The mash is steeped over time to extract the fermentable starches. Then, the liquid is boiled for sanitation as well as the evaporation of unessential water.
Hops, a bitter-tasting cousin of cannabis, are added during boiling to balance out the sweetness of the starches before saccharomyces cerevisiaea, a one-celled fungus, is added to break down all the carbohydrates and proteins in the mixture and transforms it into beer.
After about a week of fermentation, the beer is removed from the yeast. Anderson said the yeast is temperature-sensitive and thus begins settling to the bottom of a vessel as soon as the vessel is cooled. There is then an additional week of maturation time during which the rough edges are rounded, the flavor stabilizes and the clarity improves.
Once the beer is finished with fermentation and maturation, it is time to force carbon dioxide into the liquid solution — carbonation.
McGhee said one of his biggest inspirations is that there’s still a lot of work to do to show people what beer can really be.
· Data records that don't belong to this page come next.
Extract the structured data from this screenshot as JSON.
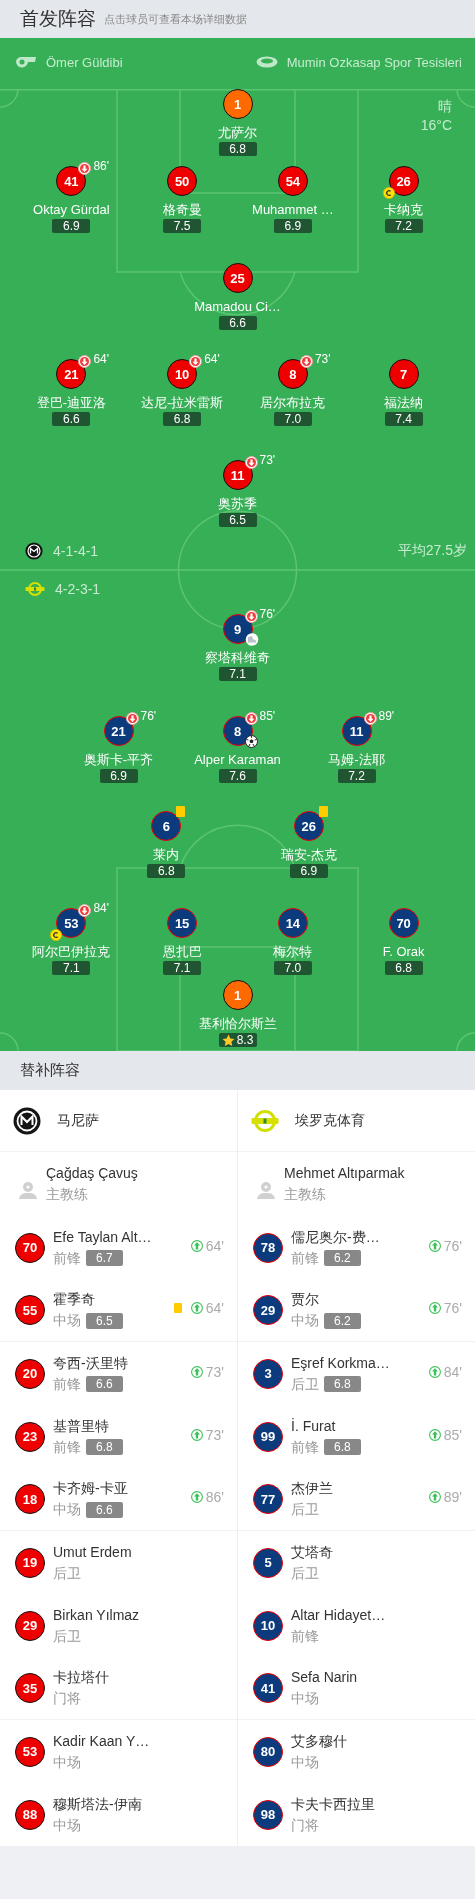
{
  "header": {
    "title": "首发阵容",
    "hint": "点击球员可查看本场详细数据"
  },
  "match_info": {
    "referee": "Ömer Güldibi",
    "stadium": "Mumin Ozkasap Spor Tesisleri",
    "weather": "晴",
    "temperature": "16°C"
  },
  "teams": [
    {
      "color": "#ee0000",
      "name": "马尼萨",
      "formation": "4-1-4-1",
      "average_age": "平均27.5岁",
      "lines": [
        {
          "players": [
            {
              "number": "1",
              "name": "尤萨尔",
              "rating": "6.8",
              "kind": "goalkeeper",
              "captain": false,
              "yellow_card": false,
              "mvp": false
            }
          ]
        },
        {
          "players": [
            {
              "number": "41",
              "name": "Oktay Gürdal",
              "rating": "6.9",
              "kind": "outfield",
              "captain": false,
              "yellow_card": false,
              "mvp": false,
              "sub_off": "86'"
            },
            {
              "number": "50",
              "name": "格奇曼",
              "rating": "7.5",
              "kind": "outfield",
              "captain": false,
              "yellow_card": false,
              "mvp": false
            },
            {
              "number": "54",
              "name": "Muhammet …",
              "rating": "6.9",
              "kind": "outfield",
              "captain": false,
              "yellow_card": false,
              "mvp": false
            },
            {
              "number": "26",
              "name": "卡纳克",
              "rating": "7.2",
              "kind": "outfield",
              "captain": true,
              "yellow_card": false,
              "mvp": false
            }
          ]
        },
        {
          "players": [
            {
              "number": "25",
              "name": "Mamadou Ci…",
              "rating": "6.6",
              "kind": "outfield",
              "captain": false,
              "yellow_card": false,
              "mvp": false
            }
          ]
        },
        {
          "players": [
            {
              "number": "21",
              "name": "登巴-迪亚洛",
              "rating": "6.6",
              "kind": "outfield",
              "captain": false,
              "yellow_card": false,
              "mvp": false,
              "sub_off": "64'"
            },
            {
              "number": "10",
              "name": "达尼-拉米雷斯",
              "rating": "6.8",
              "kind": "outfield",
              "captain": false,
              "yellow_card": false,
              "mvp": false,
              "sub_off": "64'"
            },
            {
              "number": "8",
              "name": "居尔布拉克",
              "rating": "7.0",
              "kind": "outfield",
              "captain": false,
              "yellow_card": false,
              "mvp": false,
              "sub_off": "73'"
            },
            {
              "number": "7",
              "name": "福法纳",
              "rating": "7.4",
              "kind": "outfield",
              "captain": false,
              "yellow_card": false,
              "mvp": false
            }
          ]
        },
        {
          "players": [
            {
              "number": "11",
              "name": "奥苏季",
              "rating": "6.5",
              "kind": "outfield",
              "captain": false,
              "yellow_card": false,
              "mvp": false,
              "sub_off": "73'"
            }
          ]
        }
      ],
      "coach": {
        "name": "Çağdaş Çavuş",
        "role": "主教练"
      },
      "substitutes": [
        {
          "number": "70",
          "name": "Efe Taylan Alt…",
          "position": "前锋",
          "rating": "6.7",
          "sub_on": "64'",
          "yellow_card": false
        },
        {
          "number": "55",
          "name": "霍季奇",
          "position": "中场",
          "rating": "6.5",
          "sub_on": "64'",
          "yellow_card": true
        },
        {
          "number": "20",
          "name": "夸西-沃里特",
          "position": "前锋",
          "rating": "6.6",
          "sub_on": "73'",
          "yellow_card": false
        },
        {
          "number": "23",
          "name": "基普里特",
          "position": "前锋",
          "rating": "6.8",
          "sub_on": "73'",
          "yellow_card": false
        },
        {
          "number": "18",
          "name": "卡齐姆-卡亚",
          "position": "中场",
          "rating": "6.6",
          "sub_on": "86'",
          "yellow_card": false
        },
        {
          "number": "19",
          "name": "Umut Erdem",
          "position": "后卫",
          "yellow_card": false
        },
        {
          "number": "29",
          "name": "Birkan Yılmaz",
          "position": "后卫",
          "yellow_card": false
        },
        {
          "number": "35",
          "name": "卡拉塔什",
          "position": "门将",
          "yellow_card": false
        },
        {
          "number": "53",
          "name": "Kadir Kaan Y…",
          "position": "中场",
          "yellow_card": false
        },
        {
          "number": "88",
          "name": "穆斯塔法-伊南",
          "position": "中场",
          "yellow_card": false
        }
      ]
    },
    {
      "color": "#0c3b7d",
      "name": "埃罗克体育",
      "formation": "4-2-3-1",
      "lines": [
        {
          "players": [
            {
              "number": "9",
              "name": "察塔科维奇",
              "rating": "7.1",
              "kind": "outfield",
              "captain": false,
              "yellow_card": false,
              "mvp": false,
              "sub_off": "76'",
              "goal": false,
              "assist": true
            }
          ]
        },
        {
          "players": [
            {
              "number": "21",
              "name": "奥斯卡-平齐",
              "rating": "6.9",
              "kind": "outfield",
              "captain": false,
              "yellow_card": false,
              "mvp": false,
              "sub_off": "76'"
            },
            {
              "number": "8",
              "name": "Alper Karaman",
              "rating": "7.6",
              "kind": "outfield",
              "captain": false,
              "yellow_card": false,
              "mvp": false,
              "sub_off": "85'",
              "goal": true,
              "assist": false
            },
            {
              "number": "11",
              "name": "马姆-法耶",
              "rating": "7.2",
              "kind": "outfield",
              "captain": false,
              "yellow_card": false,
              "mvp": false,
              "sub_off": "89'"
            }
          ]
        },
        {
          "players": [
            {
              "number": "6",
              "name": "莱内",
              "rating": "6.8",
              "kind": "outfield",
              "captain": false,
              "yellow_card": true,
              "mvp": false
            },
            {
              "number": "26",
              "name": "瑞安-杰克",
              "rating": "6.9",
              "kind": "outfield",
              "captain": false,
              "yellow_card": true,
              "mvp": false
            }
          ]
        },
        {
          "players": [
            {
              "number": "53",
              "name": "阿尔巴伊拉克",
              "rating": "7.1",
              "kind": "outfield",
              "captain": true,
              "yellow_card": false,
              "mvp": false,
              "sub_off": "84'"
            },
            {
              "number": "15",
              "name": "恩扎巴",
              "rating": "7.1",
              "kind": "outfield",
              "captain": false,
              "yellow_card": false,
              "mvp": false
            },
            {
              "number": "14",
              "name": "梅尔特",
              "rating": "7.0",
              "kind": "outfield",
              "captain": false,
              "yellow_card": false,
              "mvp": false
            },
            {
              "number": "70",
              "name": "F. Orak",
              "rating": "6.8",
              "kind": "outfield",
              "captain": false,
              "yellow_card": false,
              "mvp": false
            }
          ]
        },
        {
          "players": [
            {
              "number": "1",
              "name": "基利恰尔斯兰",
              "rating": "8.3",
              "kind": "goalkeeper",
              "captain": false,
              "yellow_card": false,
              "mvp": true
            }
          ]
        }
      ],
      "coach": {
        "name": "Mehmet Altıparmak",
        "role": "主教练"
      },
      "substitutes": [
        {
          "number": "78",
          "name": "儒尼奥尔-费…",
          "position": "前锋",
          "rating": "6.2",
          "sub_on": "76'",
          "yellow_card": false
        },
        {
          "number": "29",
          "name": "贾尔",
          "position": "中场",
          "rating": "6.2",
          "sub_on": "76'",
          "yellow_card": false
        },
        {
          "number": "3",
          "name": "Eşref Korkma…",
          "position": "后卫",
          "rating": "6.8",
          "sub_on": "84'",
          "yellow_card": false
        },
        {
          "number": "99",
          "name": "İ. Furat",
          "position": "前锋",
          "rating": "6.8",
          "sub_on": "85'",
          "yellow_card": false
        },
        {
          "number": "77",
          "name": "杰伊兰",
          "position": "后卫",
          "sub_on": "89'",
          "yellow_card": false
        },
        {
          "number": "5",
          "name": "艾塔奇",
          "position": "后卫",
          "yellow_card": false
        },
        {
          "number": "10",
          "name": "Altar Hidayet…",
          "position": "前锋",
          "yellow_card": false
        },
        {
          "number": "41",
          "name": "Sefa Narin",
          "position": "中场",
          "yellow_card": false
        },
        {
          "number": "80",
          "name": "艾多穆什",
          "position": "中场",
          "yellow_card": false
        },
        {
          "number": "98",
          "name": "卡夫卡西拉里",
          "position": "门将",
          "yellow_card": false
        }
      ]
    }
  ],
  "substitutes_title": "替补阵容"
}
“Most people only know what they see on the shelves, your domestics, which is pretty much all the same flavor,” McGhee said. “We see a lot of those people come in here. Our core demographic (is) very much so the people that will go and get their 12-pack of light lager, for example, and then come in and realize that we have better lagers. We can use that to start to have those conversations about what beer can really be, and for us, it’s really about promoting the fact that beer is more than just beer.”
According to the Brewer’s Association, there are more than 500 different styles of beer and more than 250 craft breweries in Florida.
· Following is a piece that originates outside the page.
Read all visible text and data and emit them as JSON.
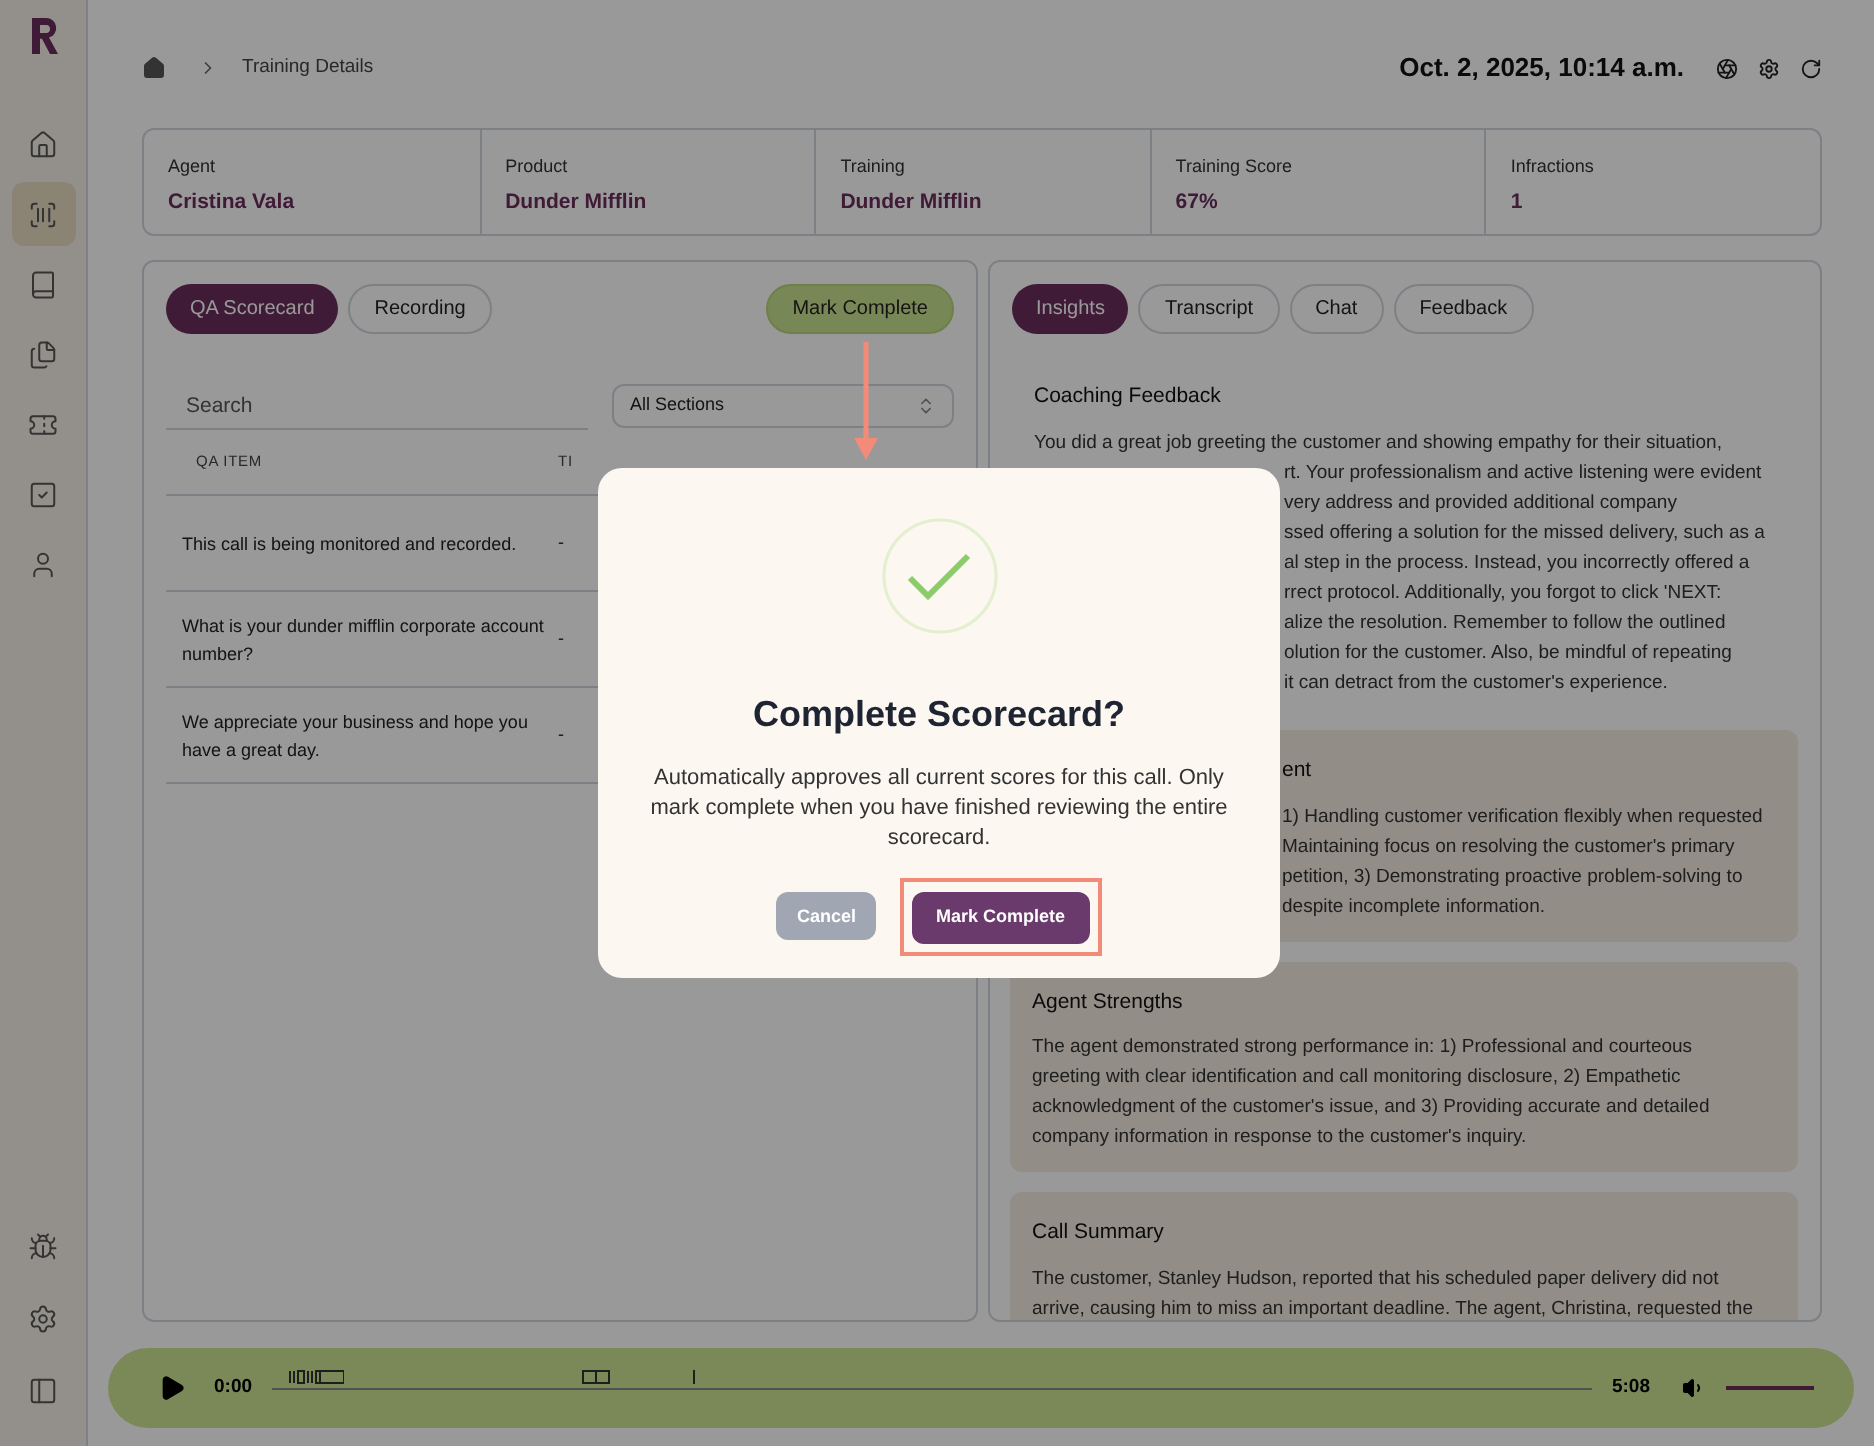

The local brewery currently has seven beers but 12 taps.
The owners said the taps eventually will be filled with individual styles, some of which are reserved for seasonal use and others for possible experiments. However, the location will always have about six taps for flagship beers.
“We like to brew beer that we like to drink, but at the same time you have to balance that with business decisions,” McGhee explained.
The owners said they try to appeal to everyone’s palates.
The brewery’s most popular beer is the Watermann — Helles Lager. Watermann is an easy-drinking Bavarian-style lager crafted with all German malt, hops and yeast. The beer is light, crisp and refreshing.
Perhaps the most unique beer is the Blissful Ignorance — Hibiscus Sour. This beer is a traditional German-style sour beer, with a fruity and tart punch from a post boil addition of dried hibiscus. The beer is tart, crisp and refreshing.
Windermere Brewing Company currently is planning for its first Oktoberfest, during which it will offer different styles of German lagers. The process starts relatively early; beers need about 30-45 days of solid lagering time.
Not only are the two Windermere residents committed to quality, but they also recognize the importance of community, environment and responsibility.
The on-site brewery taproom emulates a “born from the lakes” mentality with a quintessential lakehouse vibe both inside and out.
The owners said they want to vibe with what the town is — and not just Windermere but any lake town.
“We sell fun — that’s what we do,” McGhee said.
The two believe a brewery can have a big impact not only as a business but also as a community partner and environmental steward.
“We have pretty pristine lakes,” McGhee said. “It’s part of our job as a business, (which) can have a big footprint when it comes to waste, to mitigate those things to the best of our ability and to show that we’re being responsible when it comes to this place we call home.”
The brewery also has a charitable arm and plans on rolling out new plans soon where every quarter a charity is selected as a partner.
The owners’ future plans for the brewery include solidifying the local tap room in Windermere with the help of programming already rolling out.
The brewery hosts Tacos and Trivia on Tuesdays, is planning for Bingo on Wednesdays and hosts a run club on Thursdays. Every runner who finishes gets his or her first pint of beer on the house.
The outdoor area in the back of the brewery features a series of games, as well as water taps and green space for furry friends.
“I look at it this way — there’s a beer for everyone,” McGhee said. “You just have to find it.”